LISTED ENTRIES Block Start
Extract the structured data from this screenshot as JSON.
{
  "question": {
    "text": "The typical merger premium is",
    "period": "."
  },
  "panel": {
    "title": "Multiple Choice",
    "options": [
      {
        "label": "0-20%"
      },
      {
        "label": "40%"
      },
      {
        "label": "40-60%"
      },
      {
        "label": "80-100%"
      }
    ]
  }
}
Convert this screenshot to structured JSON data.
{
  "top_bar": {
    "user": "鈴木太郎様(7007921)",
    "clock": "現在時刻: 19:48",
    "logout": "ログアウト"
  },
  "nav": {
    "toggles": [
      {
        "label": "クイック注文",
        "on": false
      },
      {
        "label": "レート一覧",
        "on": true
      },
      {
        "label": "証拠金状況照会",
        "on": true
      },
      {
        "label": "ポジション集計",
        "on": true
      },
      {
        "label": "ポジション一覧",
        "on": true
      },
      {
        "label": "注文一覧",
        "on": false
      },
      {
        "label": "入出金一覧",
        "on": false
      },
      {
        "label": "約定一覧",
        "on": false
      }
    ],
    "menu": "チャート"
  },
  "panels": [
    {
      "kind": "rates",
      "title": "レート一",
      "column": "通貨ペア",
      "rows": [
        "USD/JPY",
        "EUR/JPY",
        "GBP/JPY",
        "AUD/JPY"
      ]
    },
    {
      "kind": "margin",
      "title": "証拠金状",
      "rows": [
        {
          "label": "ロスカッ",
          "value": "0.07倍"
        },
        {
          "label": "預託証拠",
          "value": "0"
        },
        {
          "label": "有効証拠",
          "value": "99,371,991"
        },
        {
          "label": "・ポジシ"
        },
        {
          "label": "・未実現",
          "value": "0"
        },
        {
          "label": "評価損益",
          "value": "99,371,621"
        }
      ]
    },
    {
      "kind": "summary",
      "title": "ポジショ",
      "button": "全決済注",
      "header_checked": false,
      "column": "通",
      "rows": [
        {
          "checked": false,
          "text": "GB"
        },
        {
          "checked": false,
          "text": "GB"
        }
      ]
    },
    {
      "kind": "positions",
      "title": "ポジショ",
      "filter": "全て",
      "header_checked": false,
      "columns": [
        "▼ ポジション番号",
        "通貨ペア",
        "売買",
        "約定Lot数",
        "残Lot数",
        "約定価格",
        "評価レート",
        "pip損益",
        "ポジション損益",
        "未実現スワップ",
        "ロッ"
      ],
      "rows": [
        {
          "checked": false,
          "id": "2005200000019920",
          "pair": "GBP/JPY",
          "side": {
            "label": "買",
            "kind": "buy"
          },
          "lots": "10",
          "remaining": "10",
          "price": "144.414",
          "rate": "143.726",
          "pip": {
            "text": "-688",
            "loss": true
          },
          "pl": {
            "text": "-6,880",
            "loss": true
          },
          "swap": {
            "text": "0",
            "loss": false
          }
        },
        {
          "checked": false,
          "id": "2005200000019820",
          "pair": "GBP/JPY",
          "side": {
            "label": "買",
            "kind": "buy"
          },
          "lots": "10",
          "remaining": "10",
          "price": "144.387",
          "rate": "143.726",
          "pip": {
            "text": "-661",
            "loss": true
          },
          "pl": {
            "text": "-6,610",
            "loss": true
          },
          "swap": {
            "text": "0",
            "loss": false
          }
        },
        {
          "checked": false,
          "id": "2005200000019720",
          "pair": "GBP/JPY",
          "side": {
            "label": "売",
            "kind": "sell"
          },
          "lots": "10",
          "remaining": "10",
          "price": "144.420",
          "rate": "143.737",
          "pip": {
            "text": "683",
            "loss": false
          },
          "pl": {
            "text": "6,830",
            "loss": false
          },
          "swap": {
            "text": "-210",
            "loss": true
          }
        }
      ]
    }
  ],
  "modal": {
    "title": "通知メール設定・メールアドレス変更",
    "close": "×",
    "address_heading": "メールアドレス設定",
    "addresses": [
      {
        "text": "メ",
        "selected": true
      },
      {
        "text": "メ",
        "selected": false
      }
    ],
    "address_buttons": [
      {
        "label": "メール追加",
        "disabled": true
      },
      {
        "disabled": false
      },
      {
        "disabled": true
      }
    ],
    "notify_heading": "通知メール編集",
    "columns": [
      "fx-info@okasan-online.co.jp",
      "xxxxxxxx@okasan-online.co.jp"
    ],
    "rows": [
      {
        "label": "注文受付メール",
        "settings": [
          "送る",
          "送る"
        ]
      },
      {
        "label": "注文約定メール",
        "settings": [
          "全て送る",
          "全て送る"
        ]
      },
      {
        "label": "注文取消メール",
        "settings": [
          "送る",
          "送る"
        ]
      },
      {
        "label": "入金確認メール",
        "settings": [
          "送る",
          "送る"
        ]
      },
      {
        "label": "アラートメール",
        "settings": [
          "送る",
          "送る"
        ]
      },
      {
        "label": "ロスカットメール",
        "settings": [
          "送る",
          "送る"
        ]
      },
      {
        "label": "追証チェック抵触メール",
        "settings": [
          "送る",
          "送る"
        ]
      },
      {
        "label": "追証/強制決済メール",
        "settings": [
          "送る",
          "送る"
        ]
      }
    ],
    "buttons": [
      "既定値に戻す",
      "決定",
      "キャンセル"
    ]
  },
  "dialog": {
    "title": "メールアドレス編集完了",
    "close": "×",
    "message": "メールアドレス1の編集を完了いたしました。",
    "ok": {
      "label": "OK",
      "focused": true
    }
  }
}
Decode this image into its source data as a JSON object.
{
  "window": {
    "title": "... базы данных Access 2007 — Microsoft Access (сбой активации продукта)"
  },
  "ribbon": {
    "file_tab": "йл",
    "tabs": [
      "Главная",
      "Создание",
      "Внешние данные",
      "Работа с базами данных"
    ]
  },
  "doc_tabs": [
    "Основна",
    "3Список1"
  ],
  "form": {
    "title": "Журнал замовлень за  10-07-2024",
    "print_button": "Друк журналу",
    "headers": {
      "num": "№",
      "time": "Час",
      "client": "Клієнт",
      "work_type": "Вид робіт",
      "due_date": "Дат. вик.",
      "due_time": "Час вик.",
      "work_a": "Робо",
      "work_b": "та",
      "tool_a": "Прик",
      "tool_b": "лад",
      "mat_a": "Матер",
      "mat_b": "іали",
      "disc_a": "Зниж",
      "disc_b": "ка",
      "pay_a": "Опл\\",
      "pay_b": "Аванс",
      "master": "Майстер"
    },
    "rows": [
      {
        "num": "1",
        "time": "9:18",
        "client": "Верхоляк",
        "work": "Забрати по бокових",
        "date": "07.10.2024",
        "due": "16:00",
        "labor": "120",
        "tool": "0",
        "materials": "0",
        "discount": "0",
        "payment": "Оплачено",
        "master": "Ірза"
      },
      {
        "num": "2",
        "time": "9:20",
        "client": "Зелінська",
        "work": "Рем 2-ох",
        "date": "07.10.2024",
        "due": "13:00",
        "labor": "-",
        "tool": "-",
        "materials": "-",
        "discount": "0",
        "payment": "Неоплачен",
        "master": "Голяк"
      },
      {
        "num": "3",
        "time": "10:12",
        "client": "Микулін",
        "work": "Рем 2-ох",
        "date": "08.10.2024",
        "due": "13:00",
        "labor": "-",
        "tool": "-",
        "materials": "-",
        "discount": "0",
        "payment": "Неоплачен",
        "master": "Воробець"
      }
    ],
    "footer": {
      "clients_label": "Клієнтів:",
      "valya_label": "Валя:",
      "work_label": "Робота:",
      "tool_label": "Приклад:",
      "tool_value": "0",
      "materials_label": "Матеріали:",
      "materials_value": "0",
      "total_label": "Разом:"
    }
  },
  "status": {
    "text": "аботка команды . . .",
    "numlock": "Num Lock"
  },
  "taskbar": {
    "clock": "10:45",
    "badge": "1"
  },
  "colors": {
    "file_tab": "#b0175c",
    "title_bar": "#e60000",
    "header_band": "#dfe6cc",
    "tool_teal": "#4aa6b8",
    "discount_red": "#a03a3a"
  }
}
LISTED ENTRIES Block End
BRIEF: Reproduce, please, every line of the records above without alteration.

SOLUTION FOR THIS TASK:
Extract the structured data from this screenshot as JSON.
{
  "question": {
    "text": "The typical merger premium is",
    "period": "."
  },
  "panel": {
    "title": "Multiple Choice",
    "options": [
      {
        "label": "0-20%"
      },
      {
        "label": "40%"
      },
      {
        "label": "40-60%"
      },
      {
        "label": "80-100%"
      }
    ]
  }
}
Convert this screenshot to structured JSON data.
{
  "top_bar": {
    "user": "鈴木太郎様(7007921)",
    "clock": "現在時刻: 19:48",
    "logout": "ログアウト"
  },
  "nav": {
    "toggles": [
      {
        "label": "クイック注文",
        "on": false
      },
      {
        "label": "レート一覧",
        "on": true
      },
      {
        "label": "証拠金状況照会",
        "on": true
      },
      {
        "label": "ポジション集計",
        "on": true
      },
      {
        "label": "ポジション一覧",
        "on": true
      },
      {
        "label": "注文一覧",
        "on": false
      },
      {
        "label": "入出金一覧",
        "on": false
      },
      {
        "label": "約定一覧",
        "on": false
      }
    ],
    "menu": "チャート"
  },
  "panels": [
    {
      "kind": "rates",
      "title": "レート一",
      "column": "通貨ペア",
      "rows": [
        "USD/JPY",
        "EUR/JPY",
        "GBP/JPY",
        "AUD/JPY"
      ]
    },
    {
      "kind": "margin",
      "title": "証拠金状",
      "rows": [
        {
          "label": "ロスカッ",
          "value": "0.07倍"
        },
        {
          "label": "預託証拠",
          "value": "0"
        },
        {
          "label": "有効証拠",
          "value": "99,371,991"
        },
        {
          "label": "・ポジシ"
        },
        {
          "label": "・未実現",
          "value": "0"
        },
        {
          "label": "評価損益",
          "value": "99,371,621"
        }
      ]
    },
    {
      "kind": "summary",
      "title": "ポジショ",
      "button": "全決済注",
      "header_checked": false,
      "column": "通",
      "rows": [
        {
          "checked": false,
          "text": "GB"
        },
        {
          "checked": false,
          "text": "GB"
        }
      ]
    },
    {
      "kind": "positions",
      "title": "ポジショ",
      "filter": "全て",
      "header_checked": false,
      "columns": [
        "▼ ポジション番号",
        "通貨ペア",
        "売買",
        "約定Lot数",
        "残Lot数",
        "約定価格",
        "評価レート",
        "pip損益",
        "ポジション損益",
        "未実現スワップ",
        "ロッ"
      ],
      "rows": [
        {
          "checked": false,
          "id": "2005200000019920",
          "pair": "GBP/JPY",
          "side": {
            "label": "買",
            "kind": "buy"
          },
          "lots": "10",
          "remaining": "10",
          "price": "144.414",
          "rate": "143.726",
          "pip": {
            "text": "-688",
            "loss": true
          },
          "pl": {
            "text": "-6,880",
            "loss": true
          },
          "swap": {
            "text": "0",
            "loss": false
          }
        },
        {
          "checked": false,
          "id": "2005200000019820",
          "pair": "GBP/JPY",
          "side": {
            "label": "買",
            "kind": "buy"
          },
          "lots": "10",
          "remaining": "10",
          "price": "144.387",
          "rate": "143.726",
          "pip": {
            "text": "-661",
            "loss": true
          },
          "pl": {
            "text": "-6,610",
            "loss": true
          },
          "swap": {
            "text": "0",
            "loss": false
          }
        },
        {
          "checked": false,
          "id": "2005200000019720",
          "pair": "GBP/JPY",
          "side": {
            "label": "売",
            "kind": "sell"
          },
          "lots": "10",
          "remaining": "10",
          "price": "144.420",
          "rate": "143.737",
          "pip": {
            "text": "683",
            "loss": false
          },
          "pl": {
            "text": "6,830",
            "loss": false
          },
          "swap": {
            "text": "-210",
            "loss": true
          }
        }
      ]
    }
  ],
  "modal": {
    "title": "通知メール設定・メールアドレス変更",
    "close": "×",
    "address_heading": "メールアドレス設定",
    "addresses": [
      {
        "text": "メ",
        "selected": true
      },
      {
        "text": "メ",
        "selected": false
      }
    ],
    "address_buttons": [
      {
        "label": "メール追加",
        "disabled": true
      },
      {
        "disabled": false
      },
      {
        "disabled": true
      }
    ],
    "notify_heading": "通知メール編集",
    "columns": [
      "fx-info@okasan-online.co.jp",
      "xxxxxxxx@okasan-online.co.jp"
    ],
    "rows": [
      {
        "label": "注文受付メール",
        "settings": [
          "送る",
          "送る"
        ]
      },
      {
        "label": "注文約定メール",
        "settings": [
          "全て送る",
          "全て送る"
        ]
      },
      {
        "label": "注文取消メール",
        "settings": [
          "送る",
          "送る"
        ]
      },
      {
        "label": "入金確認メール",
        "settings": [
          "送る",
          "送る"
        ]
      },
      {
        "label": "アラートメール",
        "settings": [
          "送る",
          "送る"
        ]
      },
      {
        "label": "ロスカットメール",
        "settings": [
          "送る",
          "送る"
        ]
      },
      {
        "label": "追証チェック抵触メール",
        "settings": [
          "送る",
          "送る"
        ]
      },
      {
        "label": "追証/強制決済メール",
        "settings": [
          "送る",
          "送る"
        ]
      }
    ],
    "buttons": [
      "既定値に戻す",
      "決定",
      "キャンセル"
    ]
  },
  "dialog": {
    "title": "メールアドレス編集完了",
    "close": "×",
    "message": "メールアドレス1の編集を完了いたしました。",
    "ok": {
      "label": "OK",
      "focused": true
    }
  }
}
Decode this image into its source data as a JSON object.
{
  "window": {
    "title": "... базы данных Access 2007 — Microsoft Access (сбой активации продукта)"
  },
  "ribbon": {
    "file_tab": "йл",
    "tabs": [
      "Главная",
      "Создание",
      "Внешние данные",
      "Работа с базами данных"
    ]
  },
  "doc_tabs": [
    "Основна",
    "3Список1"
  ],
  "form": {
    "title": "Журнал замовлень за  10-07-2024",
    "print_button": "Друк журналу",
    "headers": {
      "num": "№",
      "time": "Час",
      "client": "Клієнт",
      "work_type": "Вид робіт",
      "due_date": "Дат. вик.",
      "due_time": "Час вик.",
      "work_a": "Робо",
      "work_b": "та",
      "tool_a": "Прик",
      "tool_b": "лад",
      "mat_a": "Матер",
      "mat_b": "іали",
      "disc_a": "Зниж",
      "disc_b": "ка",
      "pay_a": "Опл\\",
      "pay_b": "Аванс",
      "master": "Майстер"
    },
    "rows": [
      {
        "num": "1",
        "time": "9:18",
        "client": "Верхоляк",
        "work": "Забрати по бокових",
        "date": "07.10.2024",
        "due": "16:00",
        "labor": "120",
        "tool": "0",
        "materials": "0",
        "discount": "0",
        "payment": "Оплачено",
        "master": "Ірза"
      },
      {
        "num": "2",
        "time": "9:20",
        "client": "Зелінська",
        "work": "Рем 2-ох",
        "date": "07.10.2024",
        "due": "13:00",
        "labor": "-",
        "tool": "-",
        "materials": "-",
        "discount": "0",
        "payment": "Неоплачен",
        "master": "Голяк"
      },
      {
        "num": "3",
        "time": "10:12",
        "client": "Микулін",
        "work": "Рем 2-ох",
        "date": "08.10.2024",
        "due": "13:00",
        "labor": "-",
        "tool": "-",
        "materials": "-",
        "discount": "0",
        "payment": "Неоплачен",
        "master": "Воробець"
      }
    ],
    "footer": {
      "clients_label": "Клієнтів:",
      "valya_label": "Валя:",
      "work_label": "Робота:",
      "tool_label": "Приклад:",
      "tool_value": "0",
      "materials_label": "Матеріали:",
      "materials_value": "0",
      "total_label": "Разом:"
    }
  },
  "status": {
    "text": "аботка команды . . .",
    "numlock": "Num Lock"
  },
  "taskbar": {
    "clock": "10:45",
    "badge": "1"
  },
  "colors": {
    "file_tab": "#b0175c",
    "title_bar": "#e60000",
    "header_band": "#dfe6cc",
    "tool_teal": "#4aa6b8",
    "discount_red": "#a03a3a"
  }
}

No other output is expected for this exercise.